**INSTRUCTIONS FOR THE TASK:**
Every line with the string "JSON" should be copied from the data.

Records from a data source:
________________________

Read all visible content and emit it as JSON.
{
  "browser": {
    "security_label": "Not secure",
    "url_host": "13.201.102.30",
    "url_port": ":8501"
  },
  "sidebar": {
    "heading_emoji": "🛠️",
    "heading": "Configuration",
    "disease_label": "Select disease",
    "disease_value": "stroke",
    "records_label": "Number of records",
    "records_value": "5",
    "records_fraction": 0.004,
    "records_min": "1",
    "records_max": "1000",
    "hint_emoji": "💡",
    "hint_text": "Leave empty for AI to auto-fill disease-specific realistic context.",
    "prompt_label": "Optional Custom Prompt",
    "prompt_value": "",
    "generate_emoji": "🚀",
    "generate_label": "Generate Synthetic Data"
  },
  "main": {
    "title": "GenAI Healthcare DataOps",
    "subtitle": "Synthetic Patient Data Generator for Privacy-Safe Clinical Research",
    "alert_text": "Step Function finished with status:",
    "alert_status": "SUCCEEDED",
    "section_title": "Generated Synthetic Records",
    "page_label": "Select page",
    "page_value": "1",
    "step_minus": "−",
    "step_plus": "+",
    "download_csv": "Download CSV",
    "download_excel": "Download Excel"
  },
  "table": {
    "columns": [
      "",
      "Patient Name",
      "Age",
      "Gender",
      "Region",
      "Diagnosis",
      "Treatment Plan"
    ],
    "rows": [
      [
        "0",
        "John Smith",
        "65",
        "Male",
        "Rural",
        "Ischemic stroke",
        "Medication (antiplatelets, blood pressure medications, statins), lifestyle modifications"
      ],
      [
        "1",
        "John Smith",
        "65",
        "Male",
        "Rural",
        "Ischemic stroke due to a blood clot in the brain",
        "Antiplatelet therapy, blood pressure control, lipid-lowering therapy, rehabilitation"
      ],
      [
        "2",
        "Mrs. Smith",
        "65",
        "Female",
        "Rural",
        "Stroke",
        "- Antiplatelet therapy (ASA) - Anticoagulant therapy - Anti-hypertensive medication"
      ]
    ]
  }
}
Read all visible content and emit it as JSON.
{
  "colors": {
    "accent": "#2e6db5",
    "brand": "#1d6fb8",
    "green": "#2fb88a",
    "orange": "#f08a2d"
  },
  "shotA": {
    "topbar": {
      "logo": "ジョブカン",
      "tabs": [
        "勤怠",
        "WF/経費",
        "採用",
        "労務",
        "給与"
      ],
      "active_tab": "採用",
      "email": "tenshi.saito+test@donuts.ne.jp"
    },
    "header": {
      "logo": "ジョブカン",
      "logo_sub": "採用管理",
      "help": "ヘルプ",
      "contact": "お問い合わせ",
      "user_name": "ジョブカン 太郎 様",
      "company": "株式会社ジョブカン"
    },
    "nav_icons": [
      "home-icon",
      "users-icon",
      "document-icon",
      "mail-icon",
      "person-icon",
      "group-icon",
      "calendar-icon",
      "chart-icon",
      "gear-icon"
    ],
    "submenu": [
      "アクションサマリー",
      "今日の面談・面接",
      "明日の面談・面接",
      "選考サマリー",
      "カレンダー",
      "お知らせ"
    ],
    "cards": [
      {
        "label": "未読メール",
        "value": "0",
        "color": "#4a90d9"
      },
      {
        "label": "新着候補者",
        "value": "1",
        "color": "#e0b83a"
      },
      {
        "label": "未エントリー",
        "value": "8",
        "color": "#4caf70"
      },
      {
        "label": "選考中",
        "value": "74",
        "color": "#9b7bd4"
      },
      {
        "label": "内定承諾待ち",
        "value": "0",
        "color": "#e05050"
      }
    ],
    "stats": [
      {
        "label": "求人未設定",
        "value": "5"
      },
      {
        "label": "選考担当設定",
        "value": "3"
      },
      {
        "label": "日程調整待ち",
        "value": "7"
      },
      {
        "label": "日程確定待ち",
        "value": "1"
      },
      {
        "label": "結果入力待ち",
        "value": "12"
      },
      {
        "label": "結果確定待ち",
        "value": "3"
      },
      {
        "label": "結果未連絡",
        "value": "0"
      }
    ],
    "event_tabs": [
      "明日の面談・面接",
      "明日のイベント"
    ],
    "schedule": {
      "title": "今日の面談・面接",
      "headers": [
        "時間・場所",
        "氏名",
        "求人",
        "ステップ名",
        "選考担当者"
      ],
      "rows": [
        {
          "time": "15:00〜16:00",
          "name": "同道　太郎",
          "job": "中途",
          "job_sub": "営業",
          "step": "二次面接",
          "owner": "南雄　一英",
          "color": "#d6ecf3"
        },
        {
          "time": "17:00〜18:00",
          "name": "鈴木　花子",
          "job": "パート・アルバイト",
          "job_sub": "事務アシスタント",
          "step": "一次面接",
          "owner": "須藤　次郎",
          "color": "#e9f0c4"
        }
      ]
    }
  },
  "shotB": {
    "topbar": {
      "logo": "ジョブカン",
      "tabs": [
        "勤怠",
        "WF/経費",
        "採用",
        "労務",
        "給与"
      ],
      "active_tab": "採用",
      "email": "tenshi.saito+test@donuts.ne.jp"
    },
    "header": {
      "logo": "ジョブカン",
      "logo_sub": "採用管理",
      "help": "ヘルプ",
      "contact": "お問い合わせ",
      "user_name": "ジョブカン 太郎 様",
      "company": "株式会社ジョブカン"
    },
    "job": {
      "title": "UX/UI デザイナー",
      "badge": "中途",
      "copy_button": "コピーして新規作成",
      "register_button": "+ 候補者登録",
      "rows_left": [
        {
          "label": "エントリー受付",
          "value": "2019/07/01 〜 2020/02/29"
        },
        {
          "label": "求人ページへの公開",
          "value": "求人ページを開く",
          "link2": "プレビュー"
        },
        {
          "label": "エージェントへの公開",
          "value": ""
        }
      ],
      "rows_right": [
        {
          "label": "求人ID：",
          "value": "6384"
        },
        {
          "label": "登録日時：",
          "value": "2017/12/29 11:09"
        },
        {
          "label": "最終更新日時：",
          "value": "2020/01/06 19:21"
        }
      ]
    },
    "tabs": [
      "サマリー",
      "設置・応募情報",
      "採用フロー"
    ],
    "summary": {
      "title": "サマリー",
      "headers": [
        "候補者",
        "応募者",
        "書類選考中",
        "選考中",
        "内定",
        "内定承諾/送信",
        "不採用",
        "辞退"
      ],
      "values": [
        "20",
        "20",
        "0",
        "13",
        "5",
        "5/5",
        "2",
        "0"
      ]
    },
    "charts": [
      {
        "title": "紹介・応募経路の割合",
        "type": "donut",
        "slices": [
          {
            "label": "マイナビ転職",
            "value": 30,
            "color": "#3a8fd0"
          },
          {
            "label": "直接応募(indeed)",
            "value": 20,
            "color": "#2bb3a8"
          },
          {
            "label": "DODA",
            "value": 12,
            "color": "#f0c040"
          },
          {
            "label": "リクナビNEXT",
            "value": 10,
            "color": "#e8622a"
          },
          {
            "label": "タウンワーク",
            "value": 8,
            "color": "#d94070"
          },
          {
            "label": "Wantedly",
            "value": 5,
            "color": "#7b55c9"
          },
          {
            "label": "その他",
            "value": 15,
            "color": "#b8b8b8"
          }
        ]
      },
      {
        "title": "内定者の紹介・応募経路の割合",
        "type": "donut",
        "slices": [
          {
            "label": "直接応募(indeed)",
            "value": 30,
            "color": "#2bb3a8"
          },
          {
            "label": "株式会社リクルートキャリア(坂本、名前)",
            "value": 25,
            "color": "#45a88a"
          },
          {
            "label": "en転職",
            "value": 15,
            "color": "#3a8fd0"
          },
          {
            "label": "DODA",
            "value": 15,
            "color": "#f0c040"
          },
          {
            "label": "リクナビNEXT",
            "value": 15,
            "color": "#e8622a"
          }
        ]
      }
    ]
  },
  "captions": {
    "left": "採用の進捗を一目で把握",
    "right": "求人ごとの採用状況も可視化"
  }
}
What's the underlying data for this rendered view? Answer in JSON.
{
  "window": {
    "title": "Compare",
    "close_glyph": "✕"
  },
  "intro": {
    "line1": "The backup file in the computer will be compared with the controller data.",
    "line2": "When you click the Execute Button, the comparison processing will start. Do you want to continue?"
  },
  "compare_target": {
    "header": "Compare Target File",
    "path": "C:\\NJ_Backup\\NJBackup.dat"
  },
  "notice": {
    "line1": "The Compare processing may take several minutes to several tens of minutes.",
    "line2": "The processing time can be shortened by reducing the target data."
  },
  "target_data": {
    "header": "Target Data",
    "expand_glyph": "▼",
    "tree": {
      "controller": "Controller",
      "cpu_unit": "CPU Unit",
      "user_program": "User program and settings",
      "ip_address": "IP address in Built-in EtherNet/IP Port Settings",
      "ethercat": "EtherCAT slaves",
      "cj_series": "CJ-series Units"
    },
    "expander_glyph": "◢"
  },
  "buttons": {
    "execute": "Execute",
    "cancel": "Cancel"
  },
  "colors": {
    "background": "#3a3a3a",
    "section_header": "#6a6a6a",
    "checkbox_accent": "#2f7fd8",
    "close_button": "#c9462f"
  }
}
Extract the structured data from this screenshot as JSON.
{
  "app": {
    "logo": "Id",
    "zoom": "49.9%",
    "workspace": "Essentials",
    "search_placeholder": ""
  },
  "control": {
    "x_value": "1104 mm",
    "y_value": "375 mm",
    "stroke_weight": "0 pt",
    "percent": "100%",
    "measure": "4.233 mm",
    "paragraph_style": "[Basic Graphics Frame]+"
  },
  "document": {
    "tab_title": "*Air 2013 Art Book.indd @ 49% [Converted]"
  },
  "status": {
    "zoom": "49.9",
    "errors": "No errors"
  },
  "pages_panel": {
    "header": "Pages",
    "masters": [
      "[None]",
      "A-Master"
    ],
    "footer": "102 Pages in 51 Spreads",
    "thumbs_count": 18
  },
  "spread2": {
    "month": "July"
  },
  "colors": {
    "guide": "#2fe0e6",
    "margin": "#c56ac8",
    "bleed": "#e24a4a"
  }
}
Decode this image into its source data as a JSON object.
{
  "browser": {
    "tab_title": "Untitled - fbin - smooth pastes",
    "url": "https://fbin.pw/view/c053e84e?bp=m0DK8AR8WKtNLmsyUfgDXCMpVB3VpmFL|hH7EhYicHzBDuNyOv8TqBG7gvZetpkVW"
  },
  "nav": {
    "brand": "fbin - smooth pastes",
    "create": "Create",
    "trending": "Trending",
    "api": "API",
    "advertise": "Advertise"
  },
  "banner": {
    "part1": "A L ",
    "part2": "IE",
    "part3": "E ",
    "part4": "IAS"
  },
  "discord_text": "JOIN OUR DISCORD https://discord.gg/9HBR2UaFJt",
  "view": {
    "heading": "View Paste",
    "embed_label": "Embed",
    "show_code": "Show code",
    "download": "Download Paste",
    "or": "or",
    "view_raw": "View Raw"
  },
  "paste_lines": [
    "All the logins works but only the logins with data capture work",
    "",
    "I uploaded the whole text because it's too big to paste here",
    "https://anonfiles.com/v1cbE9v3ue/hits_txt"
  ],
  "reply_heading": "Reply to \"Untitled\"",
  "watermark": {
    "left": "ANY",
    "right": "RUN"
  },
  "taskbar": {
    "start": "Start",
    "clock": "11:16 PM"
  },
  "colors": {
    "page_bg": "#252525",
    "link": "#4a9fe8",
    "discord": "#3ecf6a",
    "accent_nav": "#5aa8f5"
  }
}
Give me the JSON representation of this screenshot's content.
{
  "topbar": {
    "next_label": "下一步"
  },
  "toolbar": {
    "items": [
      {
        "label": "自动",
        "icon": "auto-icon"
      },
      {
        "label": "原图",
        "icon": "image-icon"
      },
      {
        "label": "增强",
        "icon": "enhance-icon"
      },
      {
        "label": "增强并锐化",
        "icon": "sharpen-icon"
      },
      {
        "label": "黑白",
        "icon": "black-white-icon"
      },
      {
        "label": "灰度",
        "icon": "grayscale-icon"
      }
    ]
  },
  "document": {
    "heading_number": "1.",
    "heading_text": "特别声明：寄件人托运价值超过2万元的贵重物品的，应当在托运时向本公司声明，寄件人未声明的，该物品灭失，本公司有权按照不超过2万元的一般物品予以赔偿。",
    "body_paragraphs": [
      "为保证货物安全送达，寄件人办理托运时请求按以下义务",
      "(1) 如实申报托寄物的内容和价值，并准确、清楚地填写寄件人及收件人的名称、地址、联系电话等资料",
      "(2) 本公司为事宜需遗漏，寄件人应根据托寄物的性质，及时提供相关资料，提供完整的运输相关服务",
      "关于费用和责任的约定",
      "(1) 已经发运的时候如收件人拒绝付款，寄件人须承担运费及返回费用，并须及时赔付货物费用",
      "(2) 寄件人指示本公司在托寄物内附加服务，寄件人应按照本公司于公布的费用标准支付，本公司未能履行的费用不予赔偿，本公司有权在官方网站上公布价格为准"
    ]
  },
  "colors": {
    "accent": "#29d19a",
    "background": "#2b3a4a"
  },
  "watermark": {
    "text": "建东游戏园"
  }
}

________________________

**YOUR SOLUTION:**
Read all visible content and emit it as JSON.
Read all visible content and emit it as JSON.
What's the underlying data for this rendered view? Answer in JSON.
Extract the structured data from this screenshot as JSON.
Decode this image into its source data as a JSON object.
Give me the JSON representation of this screenshot's content.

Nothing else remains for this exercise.